| LISTED ENTRIES |
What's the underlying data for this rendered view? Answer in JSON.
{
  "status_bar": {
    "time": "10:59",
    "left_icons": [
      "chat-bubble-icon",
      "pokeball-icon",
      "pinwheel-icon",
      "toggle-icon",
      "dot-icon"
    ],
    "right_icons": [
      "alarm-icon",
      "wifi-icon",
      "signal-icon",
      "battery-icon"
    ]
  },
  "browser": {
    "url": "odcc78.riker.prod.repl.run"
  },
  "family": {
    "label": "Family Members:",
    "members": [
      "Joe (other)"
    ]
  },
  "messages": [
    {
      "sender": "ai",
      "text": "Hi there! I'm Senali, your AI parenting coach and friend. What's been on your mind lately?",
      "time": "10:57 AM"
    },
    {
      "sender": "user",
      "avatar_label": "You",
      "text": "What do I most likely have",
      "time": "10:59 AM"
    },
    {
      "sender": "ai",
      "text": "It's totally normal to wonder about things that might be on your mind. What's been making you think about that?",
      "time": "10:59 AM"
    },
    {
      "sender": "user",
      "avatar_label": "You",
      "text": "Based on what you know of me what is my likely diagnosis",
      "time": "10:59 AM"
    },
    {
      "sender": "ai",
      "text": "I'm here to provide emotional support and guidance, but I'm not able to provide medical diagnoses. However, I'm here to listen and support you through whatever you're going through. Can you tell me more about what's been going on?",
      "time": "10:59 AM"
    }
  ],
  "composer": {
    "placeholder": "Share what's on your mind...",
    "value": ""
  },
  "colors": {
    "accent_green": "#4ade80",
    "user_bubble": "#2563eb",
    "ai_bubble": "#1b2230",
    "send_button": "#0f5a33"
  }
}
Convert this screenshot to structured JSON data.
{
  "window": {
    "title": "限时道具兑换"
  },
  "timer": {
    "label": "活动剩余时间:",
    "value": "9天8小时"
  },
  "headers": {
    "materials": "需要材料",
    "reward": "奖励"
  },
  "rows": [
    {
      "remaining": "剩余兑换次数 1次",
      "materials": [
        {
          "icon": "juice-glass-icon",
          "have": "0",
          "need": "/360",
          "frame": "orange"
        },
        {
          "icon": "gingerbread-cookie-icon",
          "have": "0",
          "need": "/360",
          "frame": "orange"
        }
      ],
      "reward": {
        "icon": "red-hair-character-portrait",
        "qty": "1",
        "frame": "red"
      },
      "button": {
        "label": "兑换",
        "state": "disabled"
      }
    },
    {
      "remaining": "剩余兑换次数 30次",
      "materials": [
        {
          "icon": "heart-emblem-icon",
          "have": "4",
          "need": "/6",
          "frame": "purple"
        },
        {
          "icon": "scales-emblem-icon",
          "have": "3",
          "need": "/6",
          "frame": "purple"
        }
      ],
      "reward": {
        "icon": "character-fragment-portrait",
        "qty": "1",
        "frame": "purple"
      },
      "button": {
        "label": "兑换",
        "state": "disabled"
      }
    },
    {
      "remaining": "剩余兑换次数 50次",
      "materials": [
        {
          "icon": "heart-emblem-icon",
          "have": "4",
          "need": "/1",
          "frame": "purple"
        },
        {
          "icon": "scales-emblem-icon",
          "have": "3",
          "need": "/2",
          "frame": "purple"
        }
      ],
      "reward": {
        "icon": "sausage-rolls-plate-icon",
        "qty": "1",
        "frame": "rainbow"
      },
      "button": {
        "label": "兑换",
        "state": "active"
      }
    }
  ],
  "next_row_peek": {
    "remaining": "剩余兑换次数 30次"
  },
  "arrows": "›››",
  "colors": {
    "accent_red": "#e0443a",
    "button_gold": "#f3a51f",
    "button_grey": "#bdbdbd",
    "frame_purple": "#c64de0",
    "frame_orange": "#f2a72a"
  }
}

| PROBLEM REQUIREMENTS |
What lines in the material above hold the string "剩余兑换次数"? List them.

| WRITTEN ANSWER |
      "remaining": "剩余兑换次数 1次",
      "remaining": "剩余兑换次数 30次",
      "remaining": "剩余兑换次数 50次",
    "remaining": "剩余兑换次数 30次"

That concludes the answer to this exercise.